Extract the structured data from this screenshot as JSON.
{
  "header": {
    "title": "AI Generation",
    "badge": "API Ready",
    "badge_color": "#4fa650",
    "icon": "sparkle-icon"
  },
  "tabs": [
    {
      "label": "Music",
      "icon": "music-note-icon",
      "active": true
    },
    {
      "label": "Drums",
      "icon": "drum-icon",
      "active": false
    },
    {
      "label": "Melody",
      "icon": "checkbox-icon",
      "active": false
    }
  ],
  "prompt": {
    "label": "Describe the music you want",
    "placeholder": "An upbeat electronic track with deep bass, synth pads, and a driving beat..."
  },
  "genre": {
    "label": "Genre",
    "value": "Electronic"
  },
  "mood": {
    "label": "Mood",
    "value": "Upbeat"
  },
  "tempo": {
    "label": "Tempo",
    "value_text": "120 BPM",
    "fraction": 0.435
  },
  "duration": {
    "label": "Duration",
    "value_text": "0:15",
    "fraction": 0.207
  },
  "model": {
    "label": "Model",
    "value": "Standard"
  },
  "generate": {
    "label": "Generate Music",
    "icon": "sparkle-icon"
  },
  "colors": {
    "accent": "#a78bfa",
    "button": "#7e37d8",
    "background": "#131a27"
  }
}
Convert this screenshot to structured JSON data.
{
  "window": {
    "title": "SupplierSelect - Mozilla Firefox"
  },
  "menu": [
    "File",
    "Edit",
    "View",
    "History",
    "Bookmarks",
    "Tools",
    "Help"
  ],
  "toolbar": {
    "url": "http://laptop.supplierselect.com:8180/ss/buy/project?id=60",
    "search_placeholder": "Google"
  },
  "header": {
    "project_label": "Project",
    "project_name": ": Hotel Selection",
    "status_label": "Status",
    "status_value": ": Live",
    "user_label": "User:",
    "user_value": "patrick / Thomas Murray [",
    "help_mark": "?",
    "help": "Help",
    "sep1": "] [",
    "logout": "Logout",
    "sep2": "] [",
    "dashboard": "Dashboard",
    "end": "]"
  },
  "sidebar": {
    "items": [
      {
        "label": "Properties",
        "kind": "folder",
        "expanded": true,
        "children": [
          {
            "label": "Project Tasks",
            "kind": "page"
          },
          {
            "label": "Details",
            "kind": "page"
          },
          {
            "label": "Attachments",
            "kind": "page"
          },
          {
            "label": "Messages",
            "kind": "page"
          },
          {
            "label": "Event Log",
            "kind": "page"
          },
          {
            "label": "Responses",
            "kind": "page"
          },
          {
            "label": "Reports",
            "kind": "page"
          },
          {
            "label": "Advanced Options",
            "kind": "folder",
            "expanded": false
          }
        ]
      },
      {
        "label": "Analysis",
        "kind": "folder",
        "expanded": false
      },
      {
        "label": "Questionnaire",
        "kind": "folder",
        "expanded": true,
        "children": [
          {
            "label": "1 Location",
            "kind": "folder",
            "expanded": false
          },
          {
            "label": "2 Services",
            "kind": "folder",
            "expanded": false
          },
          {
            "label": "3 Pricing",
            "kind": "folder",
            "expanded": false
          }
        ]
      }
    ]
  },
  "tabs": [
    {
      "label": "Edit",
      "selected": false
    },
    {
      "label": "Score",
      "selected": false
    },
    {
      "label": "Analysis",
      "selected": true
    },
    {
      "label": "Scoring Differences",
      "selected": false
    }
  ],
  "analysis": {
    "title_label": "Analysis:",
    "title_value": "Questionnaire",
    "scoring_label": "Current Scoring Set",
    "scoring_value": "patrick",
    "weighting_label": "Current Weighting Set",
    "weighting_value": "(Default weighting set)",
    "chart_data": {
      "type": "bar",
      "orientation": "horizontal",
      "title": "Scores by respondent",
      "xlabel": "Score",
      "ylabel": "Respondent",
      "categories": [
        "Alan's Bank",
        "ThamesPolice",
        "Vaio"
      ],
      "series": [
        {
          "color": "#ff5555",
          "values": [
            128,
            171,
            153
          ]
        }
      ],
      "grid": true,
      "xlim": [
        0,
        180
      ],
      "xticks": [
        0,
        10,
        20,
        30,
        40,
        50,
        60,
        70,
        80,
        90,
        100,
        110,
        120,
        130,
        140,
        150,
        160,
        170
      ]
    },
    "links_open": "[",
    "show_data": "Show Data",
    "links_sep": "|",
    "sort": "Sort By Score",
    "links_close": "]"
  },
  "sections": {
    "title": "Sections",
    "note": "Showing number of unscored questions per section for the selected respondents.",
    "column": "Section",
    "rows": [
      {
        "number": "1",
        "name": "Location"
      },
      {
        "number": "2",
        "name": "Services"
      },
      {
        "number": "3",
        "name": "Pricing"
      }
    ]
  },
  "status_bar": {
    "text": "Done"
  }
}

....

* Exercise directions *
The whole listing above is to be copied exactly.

* Exercise response *
Extract the structured data from this screenshot as JSON.
{
  "header": {
    "title": "AI Generation",
    "badge": "API Ready",
    "badge_color": "#4fa650",
    "icon": "sparkle-icon"
  },
  "tabs": [
    {
      "label": "Music",
      "icon": "music-note-icon",
      "active": true
    },
    {
      "label": "Drums",
      "icon": "drum-icon",
      "active": false
    },
    {
      "label": "Melody",
      "icon": "checkbox-icon",
      "active": false
    }
  ],
  "prompt": {
    "label": "Describe the music you want",
    "placeholder": "An upbeat electronic track with deep bass, synth pads, and a driving beat..."
  },
  "genre": {
    "label": "Genre",
    "value": "Electronic"
  },
  "mood": {
    "label": "Mood",
    "value": "Upbeat"
  },
  "tempo": {
    "label": "Tempo",
    "value_text": "120 BPM",
    "fraction": 0.435
  },
  "duration": {
    "label": "Duration",
    "value_text": "0:15",
    "fraction": 0.207
  },
  "model": {
    "label": "Model",
    "value": "Standard"
  },
  "generate": {
    "label": "Generate Music",
    "icon": "sparkle-icon"
  },
  "colors": {
    "accent": "#a78bfa",
    "button": "#7e37d8",
    "background": "#131a27"
  }
}
Convert this screenshot to structured JSON data.
{
  "window": {
    "title": "SupplierSelect - Mozilla Firefox"
  },
  "menu": [
    "File",
    "Edit",
    "View",
    "History",
    "Bookmarks",
    "Tools",
    "Help"
  ],
  "toolbar": {
    "url": "http://laptop.supplierselect.com:8180/ss/buy/project?id=60",
    "search_placeholder": "Google"
  },
  "header": {
    "project_label": "Project",
    "project_name": ": Hotel Selection",
    "status_label": "Status",
    "status_value": ": Live",
    "user_label": "User:",
    "user_value": "patrick / Thomas Murray [",
    "help_mark": "?",
    "help": "Help",
    "sep1": "] [",
    "logout": "Logout",
    "sep2": "] [",
    "dashboard": "Dashboard",
    "end": "]"
  },
  "sidebar": {
    "items": [
      {
        "label": "Properties",
        "kind": "folder",
        "expanded": true,
        "children": [
          {
            "label": "Project Tasks",
            "kind": "page"
          },
          {
            "label": "Details",
            "kind": "page"
          },
          {
            "label": "Attachments",
            "kind": "page"
          },
          {
            "label": "Messages",
            "kind": "page"
          },
          {
            "label": "Event Log",
            "kind": "page"
          },
          {
            "label": "Responses",
            "kind": "page"
          },
          {
            "label": "Reports",
            "kind": "page"
          },
          {
            "label": "Advanced Options",
            "kind": "folder",
            "expanded": false
          }
        ]
      },
      {
        "label": "Analysis",
        "kind": "folder",
        "expanded": false
      },
      {
        "label": "Questionnaire",
        "kind": "folder",
        "expanded": true,
        "children": [
          {
            "label": "1 Location",
            "kind": "folder",
            "expanded": false
          },
          {
            "label": "2 Services",
            "kind": "folder",
            "expanded": false
          },
          {
            "label": "3 Pricing",
            "kind": "folder",
            "expanded": false
          }
        ]
      }
    ]
  },
  "tabs": [
    {
      "label": "Edit",
      "selected": false
    },
    {
      "label": "Score",
      "selected": false
    },
    {
      "label": "Analysis",
      "selected": true
    },
    {
      "label": "Scoring Differences",
      "selected": false
    }
  ],
  "analysis": {
    "title_label": "Analysis:",
    "title_value": "Questionnaire",
    "scoring_label": "Current Scoring Set",
    "scoring_value": "patrick",
    "weighting_label": "Current Weighting Set",
    "weighting_value": "(Default weighting set)",
    "chart_data": {
      "type": "bar",
      "orientation": "horizontal",
      "title": "Scores by respondent",
      "xlabel": "Score",
      "ylabel": "Respondent",
      "categories": [
        "Alan's Bank",
        "ThamesPolice",
        "Vaio"
      ],
      "series": [
        {
          "color": "#ff5555",
          "values": [
            128,
            171,
            153
          ]
        }
      ],
      "grid": true,
      "xlim": [
        0,
        180
      ],
      "xticks": [
        0,
        10,
        20,
        30,
        40,
        50,
        60,
        70,
        80,
        90,
        100,
        110,
        120,
        130,
        140,
        150,
        160,
        170
      ]
    },
    "links_open": "[",
    "show_data": "Show Data",
    "links_sep": "|",
    "sort": "Sort By Score",
    "links_close": "]"
  },
  "sections": {
    "title": "Sections",
    "note": "Showing number of unscored questions per section for the selected respondents.",
    "column": "Section",
    "rows": [
      {
        "number": "1",
        "name": "Location"
      },
      {
        "number": "2",
        "name": "Services"
      },
      {
        "number": "3",
        "name": "Pricing"
      }
    ]
  },
  "status_bar": {
    "text": "Done"
  }
}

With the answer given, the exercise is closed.